◆ Aim of the exercise: Records follow. Copy every line with "accent".

◆ Data records:

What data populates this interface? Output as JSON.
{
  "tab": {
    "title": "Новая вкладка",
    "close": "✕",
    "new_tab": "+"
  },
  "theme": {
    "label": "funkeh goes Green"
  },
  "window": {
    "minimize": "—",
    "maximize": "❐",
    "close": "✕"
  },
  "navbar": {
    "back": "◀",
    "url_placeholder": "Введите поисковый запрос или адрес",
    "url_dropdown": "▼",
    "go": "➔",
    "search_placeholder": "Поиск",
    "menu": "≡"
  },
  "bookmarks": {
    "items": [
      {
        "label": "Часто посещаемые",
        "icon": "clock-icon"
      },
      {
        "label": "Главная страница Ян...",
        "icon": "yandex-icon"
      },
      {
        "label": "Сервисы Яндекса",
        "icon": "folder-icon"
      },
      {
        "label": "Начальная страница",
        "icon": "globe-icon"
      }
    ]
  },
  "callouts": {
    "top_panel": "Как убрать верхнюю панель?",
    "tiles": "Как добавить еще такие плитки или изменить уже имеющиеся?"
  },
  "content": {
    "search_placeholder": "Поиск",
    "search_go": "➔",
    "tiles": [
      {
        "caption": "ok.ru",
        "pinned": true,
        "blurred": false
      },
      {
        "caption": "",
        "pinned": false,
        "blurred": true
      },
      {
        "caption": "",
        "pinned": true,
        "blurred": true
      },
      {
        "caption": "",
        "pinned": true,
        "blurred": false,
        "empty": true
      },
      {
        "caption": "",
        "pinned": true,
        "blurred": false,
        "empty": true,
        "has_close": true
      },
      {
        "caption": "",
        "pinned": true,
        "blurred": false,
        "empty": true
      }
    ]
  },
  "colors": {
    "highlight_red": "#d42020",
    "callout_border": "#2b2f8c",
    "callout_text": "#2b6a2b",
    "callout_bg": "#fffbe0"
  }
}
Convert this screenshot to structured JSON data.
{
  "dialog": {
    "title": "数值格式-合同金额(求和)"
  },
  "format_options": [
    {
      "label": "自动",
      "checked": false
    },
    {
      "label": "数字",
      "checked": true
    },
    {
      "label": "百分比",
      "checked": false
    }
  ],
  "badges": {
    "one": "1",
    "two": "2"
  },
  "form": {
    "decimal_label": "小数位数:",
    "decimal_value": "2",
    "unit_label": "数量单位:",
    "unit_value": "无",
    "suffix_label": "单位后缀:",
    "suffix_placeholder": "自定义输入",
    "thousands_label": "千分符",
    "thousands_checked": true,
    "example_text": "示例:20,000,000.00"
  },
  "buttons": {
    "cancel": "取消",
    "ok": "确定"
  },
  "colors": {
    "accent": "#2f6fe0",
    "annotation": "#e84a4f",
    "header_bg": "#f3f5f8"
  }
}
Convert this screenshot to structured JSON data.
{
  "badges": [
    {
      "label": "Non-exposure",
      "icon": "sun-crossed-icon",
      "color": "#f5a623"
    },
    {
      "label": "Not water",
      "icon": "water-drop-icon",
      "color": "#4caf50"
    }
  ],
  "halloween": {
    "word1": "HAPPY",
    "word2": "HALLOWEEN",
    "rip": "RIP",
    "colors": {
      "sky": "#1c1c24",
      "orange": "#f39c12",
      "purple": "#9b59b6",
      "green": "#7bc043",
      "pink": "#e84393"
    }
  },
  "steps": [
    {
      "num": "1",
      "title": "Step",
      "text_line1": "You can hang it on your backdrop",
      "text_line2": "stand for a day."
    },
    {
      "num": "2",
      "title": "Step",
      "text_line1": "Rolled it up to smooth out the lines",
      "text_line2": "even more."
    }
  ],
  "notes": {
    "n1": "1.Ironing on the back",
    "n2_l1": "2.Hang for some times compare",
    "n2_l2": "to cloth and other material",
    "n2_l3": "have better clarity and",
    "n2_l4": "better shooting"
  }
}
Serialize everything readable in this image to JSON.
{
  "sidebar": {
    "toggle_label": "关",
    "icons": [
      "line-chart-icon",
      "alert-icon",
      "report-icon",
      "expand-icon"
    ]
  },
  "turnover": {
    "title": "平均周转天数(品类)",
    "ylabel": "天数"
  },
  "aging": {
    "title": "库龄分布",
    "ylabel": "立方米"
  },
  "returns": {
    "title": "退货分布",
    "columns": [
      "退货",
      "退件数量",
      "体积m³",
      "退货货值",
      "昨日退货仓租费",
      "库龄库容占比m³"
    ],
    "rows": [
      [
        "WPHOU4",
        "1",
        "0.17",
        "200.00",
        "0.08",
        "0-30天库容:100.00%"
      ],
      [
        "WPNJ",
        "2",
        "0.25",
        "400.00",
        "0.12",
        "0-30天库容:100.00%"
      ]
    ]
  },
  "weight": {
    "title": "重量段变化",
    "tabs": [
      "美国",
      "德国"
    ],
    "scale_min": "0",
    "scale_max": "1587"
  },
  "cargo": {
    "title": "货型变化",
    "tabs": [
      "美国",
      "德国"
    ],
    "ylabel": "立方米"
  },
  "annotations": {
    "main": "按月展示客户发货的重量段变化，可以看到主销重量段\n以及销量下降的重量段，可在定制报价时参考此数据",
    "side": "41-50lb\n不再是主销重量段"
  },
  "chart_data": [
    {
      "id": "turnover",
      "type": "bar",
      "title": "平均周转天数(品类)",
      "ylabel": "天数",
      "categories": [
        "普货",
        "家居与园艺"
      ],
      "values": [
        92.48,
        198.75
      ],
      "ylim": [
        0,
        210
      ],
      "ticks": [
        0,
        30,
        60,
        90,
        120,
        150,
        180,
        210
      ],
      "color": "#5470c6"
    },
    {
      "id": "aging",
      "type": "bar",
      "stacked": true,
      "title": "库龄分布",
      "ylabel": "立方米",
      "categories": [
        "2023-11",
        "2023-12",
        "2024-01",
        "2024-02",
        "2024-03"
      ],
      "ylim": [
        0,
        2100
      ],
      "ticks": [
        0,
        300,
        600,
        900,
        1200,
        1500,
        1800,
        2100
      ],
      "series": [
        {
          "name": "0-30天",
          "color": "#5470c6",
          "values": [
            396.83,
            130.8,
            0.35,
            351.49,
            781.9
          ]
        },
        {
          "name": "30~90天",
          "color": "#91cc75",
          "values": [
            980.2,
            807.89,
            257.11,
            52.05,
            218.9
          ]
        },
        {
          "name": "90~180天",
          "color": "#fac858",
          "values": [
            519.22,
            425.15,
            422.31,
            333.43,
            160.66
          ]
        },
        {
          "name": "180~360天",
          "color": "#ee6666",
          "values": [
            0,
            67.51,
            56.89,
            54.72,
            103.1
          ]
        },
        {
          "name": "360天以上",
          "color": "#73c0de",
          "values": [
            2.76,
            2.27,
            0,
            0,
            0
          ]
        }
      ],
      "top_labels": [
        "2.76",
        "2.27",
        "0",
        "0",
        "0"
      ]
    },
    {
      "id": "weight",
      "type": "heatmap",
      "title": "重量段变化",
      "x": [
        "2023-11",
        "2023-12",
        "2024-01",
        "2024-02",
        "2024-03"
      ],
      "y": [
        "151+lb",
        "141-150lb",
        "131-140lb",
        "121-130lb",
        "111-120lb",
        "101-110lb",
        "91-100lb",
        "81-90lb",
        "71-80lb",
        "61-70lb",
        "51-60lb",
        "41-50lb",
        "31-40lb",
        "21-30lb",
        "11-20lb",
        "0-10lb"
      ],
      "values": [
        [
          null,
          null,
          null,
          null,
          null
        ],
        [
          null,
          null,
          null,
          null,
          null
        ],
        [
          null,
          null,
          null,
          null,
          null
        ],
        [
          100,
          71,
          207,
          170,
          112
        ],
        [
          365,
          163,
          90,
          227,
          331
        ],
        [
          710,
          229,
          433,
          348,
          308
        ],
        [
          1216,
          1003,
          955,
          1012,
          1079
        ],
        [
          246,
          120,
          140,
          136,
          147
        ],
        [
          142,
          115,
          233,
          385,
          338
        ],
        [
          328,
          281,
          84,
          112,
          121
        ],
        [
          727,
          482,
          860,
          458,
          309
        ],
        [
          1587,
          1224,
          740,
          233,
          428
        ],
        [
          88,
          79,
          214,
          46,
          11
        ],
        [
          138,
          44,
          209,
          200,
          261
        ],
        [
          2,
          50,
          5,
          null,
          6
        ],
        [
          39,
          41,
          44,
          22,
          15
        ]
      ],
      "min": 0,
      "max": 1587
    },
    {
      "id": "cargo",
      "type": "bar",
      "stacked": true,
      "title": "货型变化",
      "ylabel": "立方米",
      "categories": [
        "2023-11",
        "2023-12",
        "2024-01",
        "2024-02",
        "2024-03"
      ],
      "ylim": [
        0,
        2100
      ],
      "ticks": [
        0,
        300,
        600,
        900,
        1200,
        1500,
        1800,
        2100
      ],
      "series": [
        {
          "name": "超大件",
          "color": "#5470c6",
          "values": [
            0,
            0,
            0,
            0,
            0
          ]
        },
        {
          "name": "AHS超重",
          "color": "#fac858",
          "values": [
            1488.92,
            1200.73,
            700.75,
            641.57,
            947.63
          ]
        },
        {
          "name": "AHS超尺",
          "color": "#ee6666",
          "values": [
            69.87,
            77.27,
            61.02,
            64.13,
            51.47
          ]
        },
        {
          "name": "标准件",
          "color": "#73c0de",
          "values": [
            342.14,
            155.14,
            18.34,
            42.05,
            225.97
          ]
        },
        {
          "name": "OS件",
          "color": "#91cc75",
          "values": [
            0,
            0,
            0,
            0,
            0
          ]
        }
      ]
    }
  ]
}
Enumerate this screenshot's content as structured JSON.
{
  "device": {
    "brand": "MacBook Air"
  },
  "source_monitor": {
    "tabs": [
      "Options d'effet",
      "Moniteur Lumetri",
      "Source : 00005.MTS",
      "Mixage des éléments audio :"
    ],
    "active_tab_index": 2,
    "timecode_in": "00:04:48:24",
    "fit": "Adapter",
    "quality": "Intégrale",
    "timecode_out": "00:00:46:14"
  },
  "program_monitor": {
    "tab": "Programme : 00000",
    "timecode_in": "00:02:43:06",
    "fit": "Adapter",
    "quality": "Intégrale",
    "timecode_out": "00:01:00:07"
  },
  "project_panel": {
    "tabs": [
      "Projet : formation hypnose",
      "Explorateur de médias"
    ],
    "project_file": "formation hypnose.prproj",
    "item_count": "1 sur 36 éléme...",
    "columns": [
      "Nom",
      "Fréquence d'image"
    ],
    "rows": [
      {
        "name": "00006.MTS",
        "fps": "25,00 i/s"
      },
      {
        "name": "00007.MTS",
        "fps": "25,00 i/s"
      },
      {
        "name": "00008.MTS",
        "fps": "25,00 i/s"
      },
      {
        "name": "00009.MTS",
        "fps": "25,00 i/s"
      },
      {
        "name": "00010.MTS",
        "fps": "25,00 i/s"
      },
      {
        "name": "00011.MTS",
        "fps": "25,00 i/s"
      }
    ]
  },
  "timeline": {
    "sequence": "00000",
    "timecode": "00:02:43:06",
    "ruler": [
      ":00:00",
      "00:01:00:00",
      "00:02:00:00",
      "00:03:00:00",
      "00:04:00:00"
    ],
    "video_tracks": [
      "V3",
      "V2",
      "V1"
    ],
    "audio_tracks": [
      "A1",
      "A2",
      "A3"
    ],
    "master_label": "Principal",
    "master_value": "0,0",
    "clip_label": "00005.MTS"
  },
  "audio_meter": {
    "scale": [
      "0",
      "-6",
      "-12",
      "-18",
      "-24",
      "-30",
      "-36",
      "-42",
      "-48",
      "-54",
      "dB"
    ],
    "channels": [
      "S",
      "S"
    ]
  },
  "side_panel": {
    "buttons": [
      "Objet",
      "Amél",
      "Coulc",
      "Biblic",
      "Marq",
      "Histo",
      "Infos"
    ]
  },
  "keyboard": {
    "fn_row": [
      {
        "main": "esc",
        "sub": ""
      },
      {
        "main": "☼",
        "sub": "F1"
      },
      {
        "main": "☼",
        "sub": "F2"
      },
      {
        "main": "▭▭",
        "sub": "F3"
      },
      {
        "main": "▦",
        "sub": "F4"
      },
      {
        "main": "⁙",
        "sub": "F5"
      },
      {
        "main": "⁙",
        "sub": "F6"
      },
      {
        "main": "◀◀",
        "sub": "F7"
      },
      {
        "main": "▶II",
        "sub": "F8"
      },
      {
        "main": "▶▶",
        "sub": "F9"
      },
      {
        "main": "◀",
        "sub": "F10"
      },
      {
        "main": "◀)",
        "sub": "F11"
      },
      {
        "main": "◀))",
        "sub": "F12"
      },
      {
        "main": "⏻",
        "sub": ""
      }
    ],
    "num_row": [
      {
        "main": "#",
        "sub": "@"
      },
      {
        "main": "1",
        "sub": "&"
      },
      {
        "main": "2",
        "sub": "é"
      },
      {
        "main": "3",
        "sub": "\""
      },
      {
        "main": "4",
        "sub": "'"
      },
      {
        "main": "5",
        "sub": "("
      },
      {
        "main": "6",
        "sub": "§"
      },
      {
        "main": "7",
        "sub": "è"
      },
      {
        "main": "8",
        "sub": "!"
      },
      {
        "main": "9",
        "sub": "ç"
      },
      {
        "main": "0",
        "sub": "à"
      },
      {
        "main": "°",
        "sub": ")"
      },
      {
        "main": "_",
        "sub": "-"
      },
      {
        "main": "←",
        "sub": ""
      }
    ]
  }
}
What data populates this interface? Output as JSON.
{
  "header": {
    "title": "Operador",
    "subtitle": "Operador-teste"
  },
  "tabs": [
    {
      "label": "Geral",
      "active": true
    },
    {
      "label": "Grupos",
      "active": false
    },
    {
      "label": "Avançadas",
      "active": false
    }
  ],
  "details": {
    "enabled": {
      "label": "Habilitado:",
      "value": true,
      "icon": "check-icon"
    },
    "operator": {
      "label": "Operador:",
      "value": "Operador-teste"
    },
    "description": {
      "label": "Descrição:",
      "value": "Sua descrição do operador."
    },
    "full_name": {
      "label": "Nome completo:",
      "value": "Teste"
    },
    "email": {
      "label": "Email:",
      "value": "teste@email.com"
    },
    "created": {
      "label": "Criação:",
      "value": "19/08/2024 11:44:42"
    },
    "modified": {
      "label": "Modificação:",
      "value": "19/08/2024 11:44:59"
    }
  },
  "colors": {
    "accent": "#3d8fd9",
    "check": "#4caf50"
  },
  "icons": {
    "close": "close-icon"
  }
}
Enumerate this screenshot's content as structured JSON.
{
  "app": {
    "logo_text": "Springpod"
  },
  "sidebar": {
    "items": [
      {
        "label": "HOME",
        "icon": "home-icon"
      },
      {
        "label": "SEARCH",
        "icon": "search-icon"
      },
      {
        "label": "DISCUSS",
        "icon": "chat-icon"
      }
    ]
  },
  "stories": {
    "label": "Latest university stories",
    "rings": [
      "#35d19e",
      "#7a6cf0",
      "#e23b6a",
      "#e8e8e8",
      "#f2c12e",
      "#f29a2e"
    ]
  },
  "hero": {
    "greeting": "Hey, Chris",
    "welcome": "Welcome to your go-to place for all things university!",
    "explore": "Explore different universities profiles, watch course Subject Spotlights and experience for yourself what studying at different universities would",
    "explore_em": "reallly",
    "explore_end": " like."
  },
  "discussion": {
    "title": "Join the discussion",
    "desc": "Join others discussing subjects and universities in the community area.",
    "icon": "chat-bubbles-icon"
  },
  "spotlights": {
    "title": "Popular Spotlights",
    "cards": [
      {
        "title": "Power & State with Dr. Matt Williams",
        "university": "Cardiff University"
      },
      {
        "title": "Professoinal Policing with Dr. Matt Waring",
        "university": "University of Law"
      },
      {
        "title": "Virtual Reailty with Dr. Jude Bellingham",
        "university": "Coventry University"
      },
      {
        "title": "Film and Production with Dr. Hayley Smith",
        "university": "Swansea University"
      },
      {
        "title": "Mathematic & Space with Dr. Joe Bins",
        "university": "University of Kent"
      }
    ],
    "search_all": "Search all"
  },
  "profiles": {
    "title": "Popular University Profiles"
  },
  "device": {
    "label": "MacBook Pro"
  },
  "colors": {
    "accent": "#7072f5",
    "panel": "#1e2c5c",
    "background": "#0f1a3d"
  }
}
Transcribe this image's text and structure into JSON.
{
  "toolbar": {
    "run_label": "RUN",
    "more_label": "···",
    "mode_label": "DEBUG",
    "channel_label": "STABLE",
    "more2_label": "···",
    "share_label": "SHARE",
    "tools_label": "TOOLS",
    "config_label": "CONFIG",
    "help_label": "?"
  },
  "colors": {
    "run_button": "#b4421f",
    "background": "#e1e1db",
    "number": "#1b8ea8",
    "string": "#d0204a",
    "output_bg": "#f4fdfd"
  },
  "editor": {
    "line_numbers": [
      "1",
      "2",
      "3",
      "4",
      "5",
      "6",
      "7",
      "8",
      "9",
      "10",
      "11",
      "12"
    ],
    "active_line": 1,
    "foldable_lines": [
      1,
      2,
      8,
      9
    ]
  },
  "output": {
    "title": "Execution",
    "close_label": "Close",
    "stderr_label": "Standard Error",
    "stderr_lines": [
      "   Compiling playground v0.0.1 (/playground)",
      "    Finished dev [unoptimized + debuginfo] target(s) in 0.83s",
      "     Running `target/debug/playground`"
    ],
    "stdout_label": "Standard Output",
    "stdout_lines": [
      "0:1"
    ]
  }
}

◆ Task result:
    "accent": "#2f6fe0",
    "accent": "#3d8fd9",
    "accent": "#7072f5",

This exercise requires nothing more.